- [Task instructions]:
Output every record below precisely as it is written.

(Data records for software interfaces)
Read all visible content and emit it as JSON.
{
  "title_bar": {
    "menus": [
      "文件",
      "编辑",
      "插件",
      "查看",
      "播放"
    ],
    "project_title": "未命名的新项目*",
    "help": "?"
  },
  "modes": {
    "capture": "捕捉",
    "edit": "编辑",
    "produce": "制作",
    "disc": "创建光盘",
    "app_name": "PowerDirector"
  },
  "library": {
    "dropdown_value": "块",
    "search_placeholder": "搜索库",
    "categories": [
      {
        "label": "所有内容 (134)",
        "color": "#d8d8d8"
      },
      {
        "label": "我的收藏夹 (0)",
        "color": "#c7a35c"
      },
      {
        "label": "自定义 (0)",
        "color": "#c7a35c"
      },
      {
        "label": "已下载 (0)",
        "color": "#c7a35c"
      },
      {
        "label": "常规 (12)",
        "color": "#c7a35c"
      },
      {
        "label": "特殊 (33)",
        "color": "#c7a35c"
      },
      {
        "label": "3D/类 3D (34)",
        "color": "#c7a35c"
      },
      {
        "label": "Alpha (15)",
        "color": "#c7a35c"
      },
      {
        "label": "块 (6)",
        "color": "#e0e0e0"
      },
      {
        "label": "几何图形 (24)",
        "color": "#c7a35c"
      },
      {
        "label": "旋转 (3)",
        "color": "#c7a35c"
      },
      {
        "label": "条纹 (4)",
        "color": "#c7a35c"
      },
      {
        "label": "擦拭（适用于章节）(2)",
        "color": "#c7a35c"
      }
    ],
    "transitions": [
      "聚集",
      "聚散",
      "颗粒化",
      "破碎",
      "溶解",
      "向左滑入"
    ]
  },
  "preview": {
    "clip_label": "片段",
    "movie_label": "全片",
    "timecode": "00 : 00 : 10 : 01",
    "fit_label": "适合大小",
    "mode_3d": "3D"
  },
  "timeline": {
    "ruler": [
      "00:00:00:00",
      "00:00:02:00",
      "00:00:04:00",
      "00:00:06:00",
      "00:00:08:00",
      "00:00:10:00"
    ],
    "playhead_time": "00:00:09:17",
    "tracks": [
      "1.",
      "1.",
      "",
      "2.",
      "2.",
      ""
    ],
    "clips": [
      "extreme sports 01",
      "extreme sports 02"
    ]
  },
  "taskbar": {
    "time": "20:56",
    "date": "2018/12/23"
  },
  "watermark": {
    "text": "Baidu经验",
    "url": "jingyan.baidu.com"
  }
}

- [Output of the task]:
Read all visible content and emit it as JSON.
{
  "title_bar": {
    "menus": [
      "文件",
      "编辑",
      "插件",
      "查看",
      "播放"
    ],
    "project_title": "未命名的新项目*",
    "help": "?"
  },
  "modes": {
    "capture": "捕捉",
    "edit": "编辑",
    "produce": "制作",
    "disc": "创建光盘",
    "app_name": "PowerDirector"
  },
  "library": {
    "dropdown_value": "块",
    "search_placeholder": "搜索库",
    "categories": [
      {
        "label": "所有内容 (134)",
        "color": "#d8d8d8"
      },
      {
        "label": "我的收藏夹 (0)",
        "color": "#c7a35c"
      },
      {
        "label": "自定义 (0)",
        "color": "#c7a35c"
      },
      {
        "label": "已下载 (0)",
        "color": "#c7a35c"
      },
      {
        "label": "常规 (12)",
        "color": "#c7a35c"
      },
      {
        "label": "特殊 (33)",
        "color": "#c7a35c"
      },
      {
        "label": "3D/类 3D (34)",
        "color": "#c7a35c"
      },
      {
        "label": "Alpha (15)",
        "color": "#c7a35c"
      },
      {
        "label": "块 (6)",
        "color": "#e0e0e0"
      },
      {
        "label": "几何图形 (24)",
        "color": "#c7a35c"
      },
      {
        "label": "旋转 (3)",
        "color": "#c7a35c"
      },
      {
        "label": "条纹 (4)",
        "color": "#c7a35c"
      },
      {
        "label": "擦拭（适用于章节）(2)",
        "color": "#c7a35c"
      }
    ],
    "transitions": [
      "聚集",
      "聚散",
      "颗粒化",
      "破碎",
      "溶解",
      "向左滑入"
    ]
  },
  "preview": {
    "clip_label": "片段",
    "movie_label": "全片",
    "timecode": "00 : 00 : 10 : 01",
    "fit_label": "适合大小",
    "mode_3d": "3D"
  },
  "timeline": {
    "ruler": [
      "00:00:00:00",
      "00:00:02:00",
      "00:00:04:00",
      "00:00:06:00",
      "00:00:08:00",
      "00:00:10:00"
    ],
    "playhead_time": "00:00:09:17",
    "tracks": [
      "1.",
      "1.",
      "",
      "2.",
      "2.",
      ""
    ],
    "clips": [
      "extreme sports 01",
      "extreme sports 02"
    ]
  },
  "taskbar": {
    "time": "20:56",
    "date": "2018/12/23"
  },
  "watermark": {
    "text": "Baidu经验",
    "url": "jingyan.baidu.com"
  }
}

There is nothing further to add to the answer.